Work task: Would you copy every line of the listing below that includes the word "interested"?

Records provided:
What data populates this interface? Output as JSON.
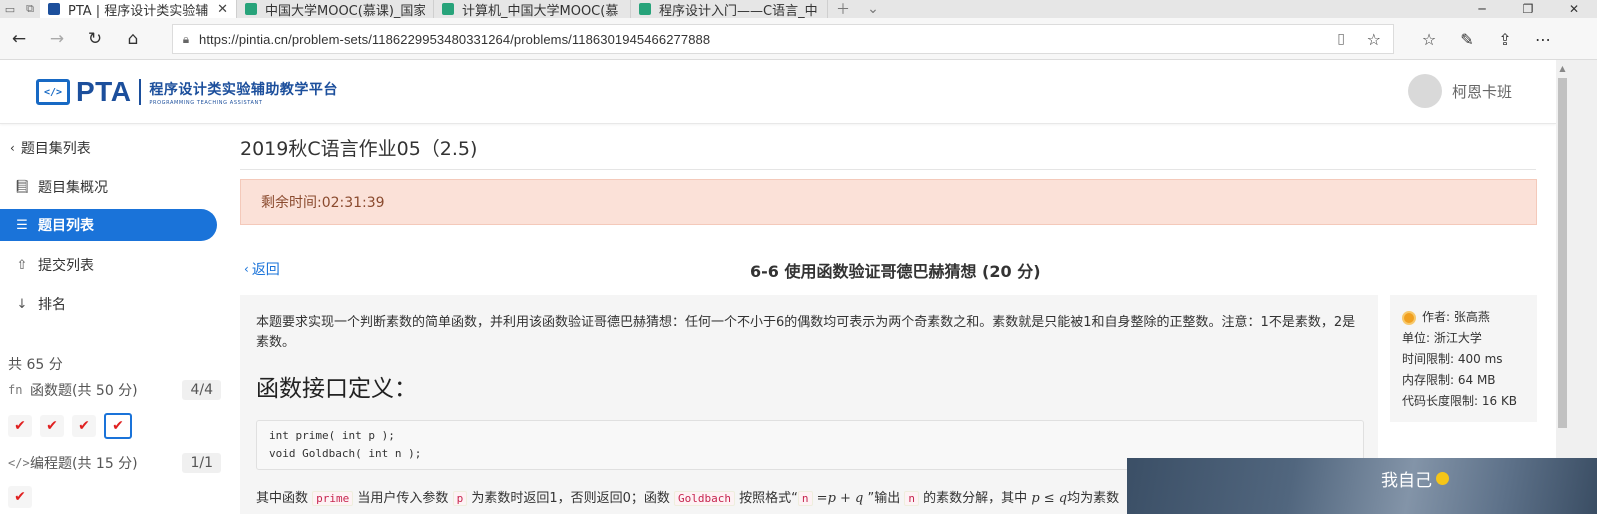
{
  "browser": {
    "tabs": [
      {
        "label": "PTA | 程序设计类实验辅",
        "active": true,
        "favicon_color": "#1c4f9c"
      },
      {
        "label": "中国大学MOOC(慕课)_国家",
        "active": false,
        "favicon_color": "#27a37a"
      },
      {
        "label": "计算机_中国大学MOOC(慕",
        "active": false,
        "favicon_color": "#27a37a"
      },
      {
        "label": "程序设计入门——C语言_中",
        "active": false,
        "favicon_color": "#27a37a"
      }
    ],
    "url": "https://pintia.cn/problem-sets/1186229953480331264/problems/1186301945466277888"
  },
  "header": {
    "logo_main": "PTA",
    "logo_cn": "程序设计类实验辅助教学平台",
    "logo_en": "PROGRAMMING TEACHING ASSISTANT",
    "user_name": "柯恩卡班"
  },
  "sidebar": {
    "back_label": "题目集列表",
    "items": [
      {
        "label": "题目集概况",
        "icon": "book-icon"
      },
      {
        "label": "题目列表",
        "icon": "list-icon",
        "active": true
      },
      {
        "label": "提交列表",
        "icon": "upload-icon"
      },
      {
        "label": "排名",
        "icon": "sort-icon"
      }
    ],
    "score_total": "共 65 分",
    "groups": [
      {
        "label": "函数题(共 50 分)",
        "icon": "fn",
        "count": "4/4",
        "checks": 4,
        "selected_index": 3
      },
      {
        "label": "编程题(共 15 分)",
        "icon": "</>",
        "count": "1/1",
        "checks": 1
      }
    ]
  },
  "main": {
    "set_title": "2019秋C语言作业05（2.5)",
    "timer": "剩余时间:02:31:39",
    "back": "返回",
    "problem_title": "6-6 使用函数验证哥德巴赫猜想 (20 分)",
    "description": "本题要求实现一个判断素数的简单函数，并利用该函数验证哥德巴赫猜想：任何一个不小于6的偶数均可表示为两个奇素数之和。素数就是只能被1和自身整除的正整数。注意：1不是素数，2是素数。",
    "heading": "函数接口定义：",
    "code_lines": [
      "int prime( int p );",
      "void Goldbach( int n );"
    ],
    "after": {
      "t1": "其中函数",
      "c1": "prime",
      "t2": "当用户传入参数",
      "c2": "p",
      "t3": "为素数时返回1，否则返回0；函数",
      "c3": "Goldbach",
      "t4": "按照格式“",
      "c4": "n",
      "m1": "=p + q",
      "t5": "”输出",
      "c5": "n",
      "t6": "的素数分解，其中",
      "m2": "p ≤ q",
      "t7": "均为素数"
    }
  },
  "info": {
    "author": "作者: 张高燕",
    "unit": "单位: 浙江大学",
    "time_limit": "时间限制: 400 ms",
    "memory_limit": "内存限制: 64 MB",
    "code_limit": "代码长度限制: 16 KB"
  },
  "float_widget": {
    "label": "我自己"
  }
}
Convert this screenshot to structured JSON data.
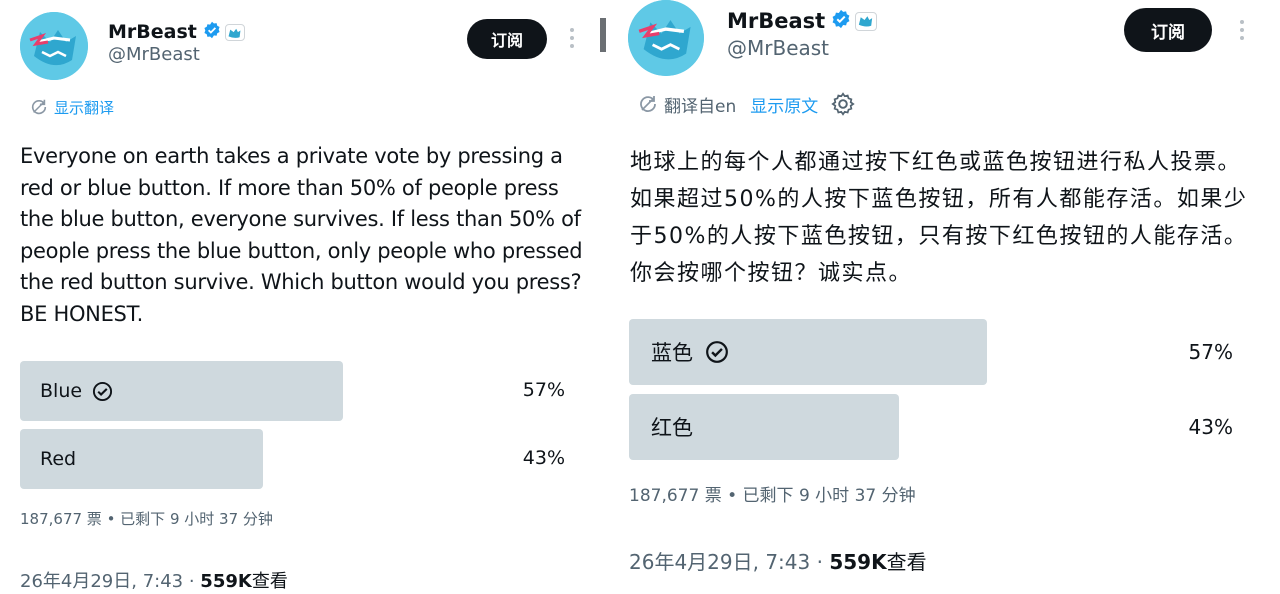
{
  "left": {
    "name": "MrBeast",
    "handle": "@MrBeast",
    "subscribe_label": "订阅",
    "translate_label": "显示翻译",
    "tweet_text": "Everyone on earth takes a private vote by pressing a red or blue button. If more than 50% of people press the blue button, everyone survives. If less than 50% of people press the blue button, only people who pressed the red button survive. Which button would you press? BE HONEST.",
    "poll": [
      {
        "label": "Blue",
        "pct_label": "57%",
        "value": 57,
        "selected": true
      },
      {
        "label": "Red",
        "pct_label": "43%",
        "value": 43,
        "selected": false
      }
    ],
    "poll_meta": "187,677 票 • 已剩下 9 小时 37 分钟",
    "timestamp": "26年4月29日, 7:43 · ",
    "views_count": "559K",
    "views_label": "查看"
  },
  "right": {
    "name": "MrBeast",
    "handle": "@MrBeast",
    "subscribe_label": "订阅",
    "translated_from": "翻译自en",
    "show_original": "显示原文",
    "tweet_text": "地球上的每个人都通过按下红色或蓝色按钮进行私人投票。如果超过50%的人按下蓝色按钮，所有人都能存活。如果少于50%的人按下蓝色按钮，只有按下红色按钮的人能存活。你会按哪个按钮？诚实点。",
    "poll": [
      {
        "label": "蓝色",
        "pct_label": "57%",
        "value": 57,
        "selected": true
      },
      {
        "label": "红色",
        "pct_label": "43%",
        "value": 43,
        "selected": false
      }
    ],
    "poll_meta": "187,677 票 • 已剩下 9 小时 37 分钟",
    "timestamp": "26年4月29日, 7:43 · ",
    "views_count": "559K",
    "views_label": "查看"
  },
  "colors": {
    "verified": "#1d9bf0",
    "poll_bar": "#cfd9de",
    "link": "#1d9bf0",
    "secondary_text": "#536471",
    "avatar_bg": "#5fc9e6"
  },
  "icons": [
    "verified-badge-icon",
    "beast-affiliate-icon",
    "translate-icon",
    "gear-icon",
    "check-circle-icon",
    "more-icon"
  ]
}
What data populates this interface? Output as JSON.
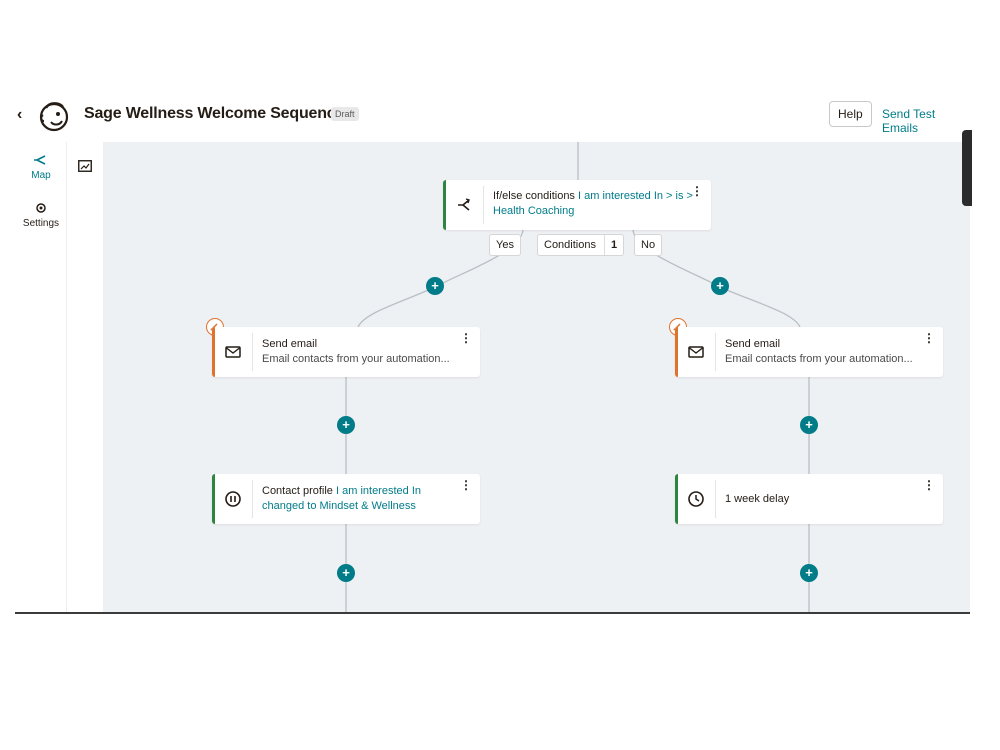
{
  "header": {
    "back_icon": "chevron-left-icon",
    "back_glyph": "‹",
    "logo": "mailchimp-freddie-logo",
    "title": "Sage Wellness Welcome Sequence",
    "status_badge": "Draft",
    "help_label": "Help",
    "send_test_label": "Send Test Emails"
  },
  "leftnav": {
    "items": [
      {
        "label": "Map",
        "icon": "flow-map-icon",
        "active": true
      },
      {
        "label": "Settings",
        "icon": "gear-icon",
        "active": false
      }
    ],
    "subnav_icon": "image-icon"
  },
  "flow": {
    "condition": {
      "icon": "branch-icon",
      "label": "If/else conditions",
      "link1": "I am interested In > is >",
      "link2": "Health Coaching"
    },
    "yes_label": "Yes",
    "no_label": "No",
    "conditions_label": "Conditions",
    "conditions_count": "1",
    "left_email": {
      "icon": "envelope-icon",
      "title": "Send email",
      "subtitle": "Email contacts from your automation..."
    },
    "right_email": {
      "icon": "envelope-icon",
      "title": "Send email",
      "subtitle": "Email contacts from your automation..."
    },
    "left_profile": {
      "icon": "pause-icon",
      "label": "Contact profile",
      "link1": "I am interested In",
      "link2": "changed to Mindset & Wellness"
    },
    "right_delay": {
      "icon": "clock-icon",
      "label": "1 week delay"
    },
    "plus_glyph": "+",
    "kebab_glyph": "⋮"
  },
  "colors": {
    "accent": "#007c89",
    "green_bar": "#2e8540",
    "orange_bar": "#e0732c",
    "canvas_bg": "#eef1f4"
  }
}
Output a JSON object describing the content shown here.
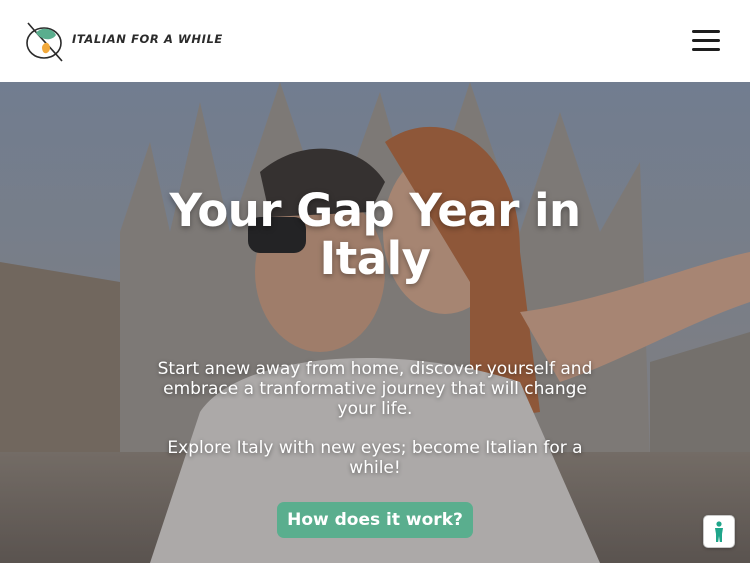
{
  "header": {
    "logo_text": "ITALIAN FOR A WHILE",
    "menu_icon": "hamburger-menu-icon"
  },
  "hero": {
    "title_line1": "Your Gap Year in",
    "title_line2": "Italy",
    "paragraph1": "Start anew away from home, discover yourself and embrace a tranformative journey that will change your life.",
    "paragraph2": "Explore Italy with new eyes; become Italian for a while!",
    "cta_label": "How does it work?"
  },
  "accessibility_widget": {
    "icon": "accessibility-person-icon"
  },
  "colors": {
    "cta": "#5aae8e",
    "header_bg": "#ffffff",
    "logo_green": "#5aae8e",
    "logo_orange": "#f2a93b"
  }
}
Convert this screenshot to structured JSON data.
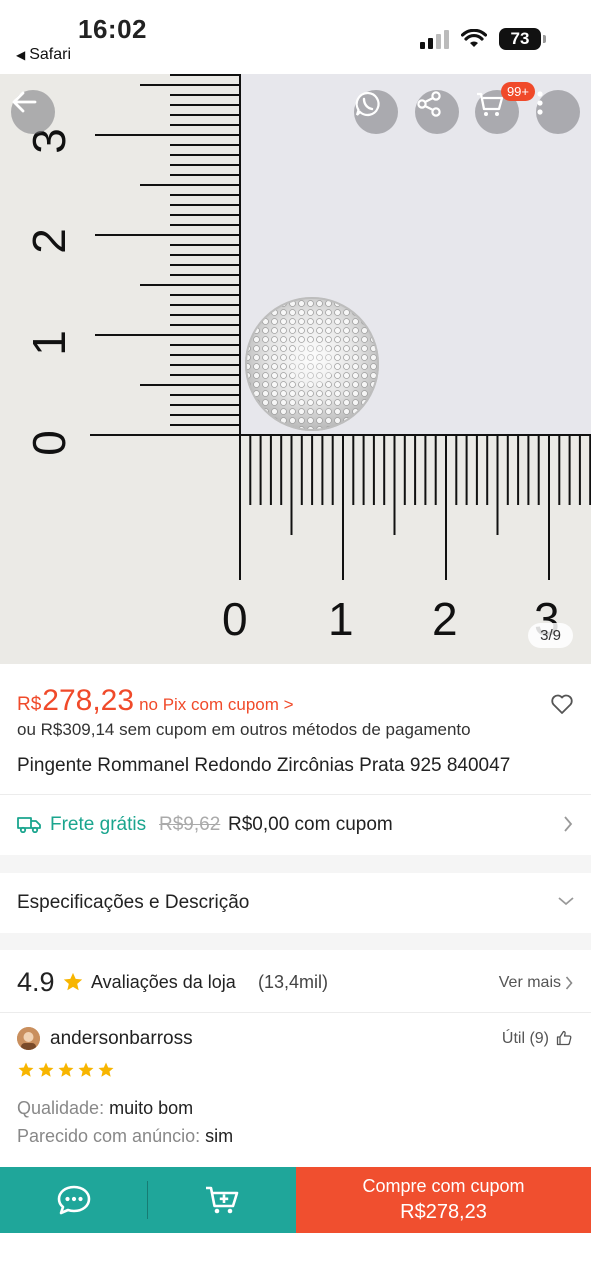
{
  "status_bar": {
    "time": "16:02",
    "back_app": "Safari",
    "battery": "73"
  },
  "product_image": {
    "ruler_left_labels": [
      "3",
      "2",
      "1",
      "0"
    ],
    "ruler_bottom_labels": [
      "0",
      "1",
      "2",
      "3"
    ],
    "cart_badge": "99+",
    "counter": "3/9",
    "icons": [
      "arrow-left-icon",
      "whatsapp-icon",
      "share-icon",
      "cart-icon",
      "more-vertical-icon"
    ]
  },
  "price": {
    "currency": "R$",
    "amount": "278,23",
    "pix_label": "no Pix com cupom >",
    "alt_price": "ou R$309,14 sem cupom em outros métodos de pagamento",
    "title": "Pingente Rommanel Redondo Zircônias Prata 925 840047"
  },
  "shipping": {
    "free_label": "Frete grátis",
    "old_price": "R$9,62",
    "coupon_price": "R$0,00 com cupom"
  },
  "specs": {
    "label": "Especificações e Descrição"
  },
  "reviews": {
    "rating": "4.9",
    "title": "Avaliações da loja",
    "count": "(13,4mil)",
    "see_more": "Ver mais",
    "item": {
      "user": "andersonbarross",
      "useful": "Útil (9)",
      "stars": 5,
      "quality_label": "Qualidade:",
      "quality_value": "muito bom",
      "similar_label": "Parecido com anúncio:",
      "similar_value": "sim"
    }
  },
  "bottom_bar": {
    "buy_line1": "Compre com cupom",
    "buy_line2": "R$278,23"
  },
  "colors": {
    "accent_orange": "#f04a2a",
    "teal": "#1fa69a",
    "free_shipping_green": "#1aa58e",
    "star_yellow": "#f7b500"
  }
}
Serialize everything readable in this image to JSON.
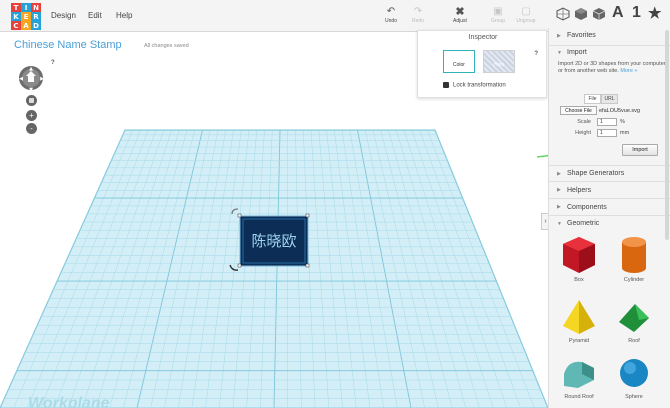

Exercise solution:
      "link1": "I am interested In > is >",
      "link1": "I am interested In",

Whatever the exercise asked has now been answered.